**Data shown**
▼
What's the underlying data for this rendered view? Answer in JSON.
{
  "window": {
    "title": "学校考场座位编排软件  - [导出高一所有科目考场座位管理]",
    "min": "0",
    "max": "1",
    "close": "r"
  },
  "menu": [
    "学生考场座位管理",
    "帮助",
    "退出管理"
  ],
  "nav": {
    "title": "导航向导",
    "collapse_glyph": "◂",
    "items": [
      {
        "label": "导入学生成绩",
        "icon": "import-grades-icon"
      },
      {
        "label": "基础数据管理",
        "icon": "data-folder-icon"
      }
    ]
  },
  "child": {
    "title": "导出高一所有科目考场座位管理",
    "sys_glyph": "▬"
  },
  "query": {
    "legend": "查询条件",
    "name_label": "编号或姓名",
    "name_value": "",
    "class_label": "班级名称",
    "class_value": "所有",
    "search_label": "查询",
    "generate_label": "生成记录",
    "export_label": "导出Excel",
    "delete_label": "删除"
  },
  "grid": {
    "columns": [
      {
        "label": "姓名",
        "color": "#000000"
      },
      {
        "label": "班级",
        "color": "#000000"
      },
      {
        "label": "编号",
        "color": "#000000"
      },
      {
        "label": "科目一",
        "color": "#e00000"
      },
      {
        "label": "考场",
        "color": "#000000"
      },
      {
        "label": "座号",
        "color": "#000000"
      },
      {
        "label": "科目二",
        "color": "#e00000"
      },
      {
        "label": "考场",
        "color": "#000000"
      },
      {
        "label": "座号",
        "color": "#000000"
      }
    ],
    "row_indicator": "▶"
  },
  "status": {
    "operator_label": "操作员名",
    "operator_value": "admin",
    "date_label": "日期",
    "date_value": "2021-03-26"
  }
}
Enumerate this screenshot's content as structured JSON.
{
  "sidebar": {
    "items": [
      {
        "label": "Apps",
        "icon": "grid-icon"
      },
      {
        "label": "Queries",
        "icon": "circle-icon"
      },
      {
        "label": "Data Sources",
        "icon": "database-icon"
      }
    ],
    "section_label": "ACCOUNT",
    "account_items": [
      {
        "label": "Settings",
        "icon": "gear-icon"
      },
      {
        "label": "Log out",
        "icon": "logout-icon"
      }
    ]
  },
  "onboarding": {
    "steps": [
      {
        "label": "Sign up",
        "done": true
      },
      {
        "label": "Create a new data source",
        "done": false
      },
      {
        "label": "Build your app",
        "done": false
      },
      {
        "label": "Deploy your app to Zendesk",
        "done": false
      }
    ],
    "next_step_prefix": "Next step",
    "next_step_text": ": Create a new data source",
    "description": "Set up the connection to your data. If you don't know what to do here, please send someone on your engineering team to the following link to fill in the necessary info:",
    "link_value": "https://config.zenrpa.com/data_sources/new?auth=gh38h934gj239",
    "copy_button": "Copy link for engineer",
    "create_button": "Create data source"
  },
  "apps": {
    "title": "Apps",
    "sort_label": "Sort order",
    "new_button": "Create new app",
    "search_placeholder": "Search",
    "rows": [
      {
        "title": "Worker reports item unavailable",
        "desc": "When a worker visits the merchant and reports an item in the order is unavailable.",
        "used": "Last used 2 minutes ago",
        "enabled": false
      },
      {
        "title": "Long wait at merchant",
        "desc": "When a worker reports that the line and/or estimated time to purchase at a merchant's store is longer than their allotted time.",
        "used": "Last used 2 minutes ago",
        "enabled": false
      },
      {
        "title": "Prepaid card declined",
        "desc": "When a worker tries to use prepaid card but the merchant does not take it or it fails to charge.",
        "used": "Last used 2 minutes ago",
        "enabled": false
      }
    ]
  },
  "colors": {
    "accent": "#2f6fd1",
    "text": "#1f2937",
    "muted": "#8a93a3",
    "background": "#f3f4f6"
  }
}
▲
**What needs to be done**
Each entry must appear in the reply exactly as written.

**Output for this task**
What's the underlying data for this rendered view? Answer in JSON.
{
  "window": {
    "title": "学校考场座位编排软件  - [导出高一所有科目考场座位管理]",
    "min": "0",
    "max": "1",
    "close": "r"
  },
  "menu": [
    "学生考场座位管理",
    "帮助",
    "退出管理"
  ],
  "nav": {
    "title": "导航向导",
    "collapse_glyph": "◂",
    "items": [
      {
        "label": "导入学生成绩",
        "icon": "import-grades-icon"
      },
      {
        "label": "基础数据管理",
        "icon": "data-folder-icon"
      }
    ]
  },
  "child": {
    "title": "导出高一所有科目考场座位管理",
    "sys_glyph": "▬"
  },
  "query": {
    "legend": "查询条件",
    "name_label": "编号或姓名",
    "name_value": "",
    "class_label": "班级名称",
    "class_value": "所有",
    "search_label": "查询",
    "generate_label": "生成记录",
    "export_label": "导出Excel",
    "delete_label": "删除"
  },
  "grid": {
    "columns": [
      {
        "label": "姓名",
        "color": "#000000"
      },
      {
        "label": "班级",
        "color": "#000000"
      },
      {
        "label": "编号",
        "color": "#000000"
      },
      {
        "label": "科目一",
        "color": "#e00000"
      },
      {
        "label": "考场",
        "color": "#000000"
      },
      {
        "label": "座号",
        "color": "#000000"
      },
      {
        "label": "科目二",
        "color": "#e00000"
      },
      {
        "label": "考场",
        "color": "#000000"
      },
      {
        "label": "座号",
        "color": "#000000"
      }
    ],
    "row_indicator": "▶"
  },
  "status": {
    "operator_label": "操作员名",
    "operator_value": "admin",
    "date_label": "日期",
    "date_value": "2021-03-26"
  }
}
Enumerate this screenshot's content as structured JSON.
{
  "sidebar": {
    "items": [
      {
        "label": "Apps",
        "icon": "grid-icon"
      },
      {
        "label": "Queries",
        "icon": "circle-icon"
      },
      {
        "label": "Data Sources",
        "icon": "database-icon"
      }
    ],
    "section_label": "ACCOUNT",
    "account_items": [
      {
        "label": "Settings",
        "icon": "gear-icon"
      },
      {
        "label": "Log out",
        "icon": "logout-icon"
      }
    ]
  },
  "onboarding": {
    "steps": [
      {
        "label": "Sign up",
        "done": true
      },
      {
        "label": "Create a new data source",
        "done": false
      },
      {
        "label": "Build your app",
        "done": false
      },
      {
        "label": "Deploy your app to Zendesk",
        "done": false
      }
    ],
    "next_step_prefix": "Next step",
    "next_step_text": ": Create a new data source",
    "description": "Set up the connection to your data. If you don't know what to do here, please send someone on your engineering team to the following link to fill in the necessary info:",
    "link_value": "https://config.zenrpa.com/data_sources/new?auth=gh38h934gj239",
    "copy_button": "Copy link for engineer",
    "create_button": "Create data source"
  },
  "apps": {
    "title": "Apps",
    "sort_label": "Sort order",
    "new_button": "Create new app",
    "search_placeholder": "Search",
    "rows": [
      {
        "title": "Worker reports item unavailable",
        "desc": "When a worker visits the merchant and reports an item in the order is unavailable.",
        "used": "Last used 2 minutes ago",
        "enabled": false
      },
      {
        "title": "Long wait at merchant",
        "desc": "When a worker reports that the line and/or estimated time to purchase at a merchant's store is longer than their allotted time.",
        "used": "Last used 2 minutes ago",
        "enabled": false
      },
      {
        "title": "Prepaid card declined",
        "desc": "When a worker tries to use prepaid card but the merchant does not take it or it fails to charge.",
        "used": "Last used 2 minutes ago",
        "enabled": false
      }
    ]
  },
  "colors": {
    "accent": "#2f6fd1",
    "text": "#1f2937",
    "muted": "#8a93a3",
    "background": "#f3f4f6"
  }
}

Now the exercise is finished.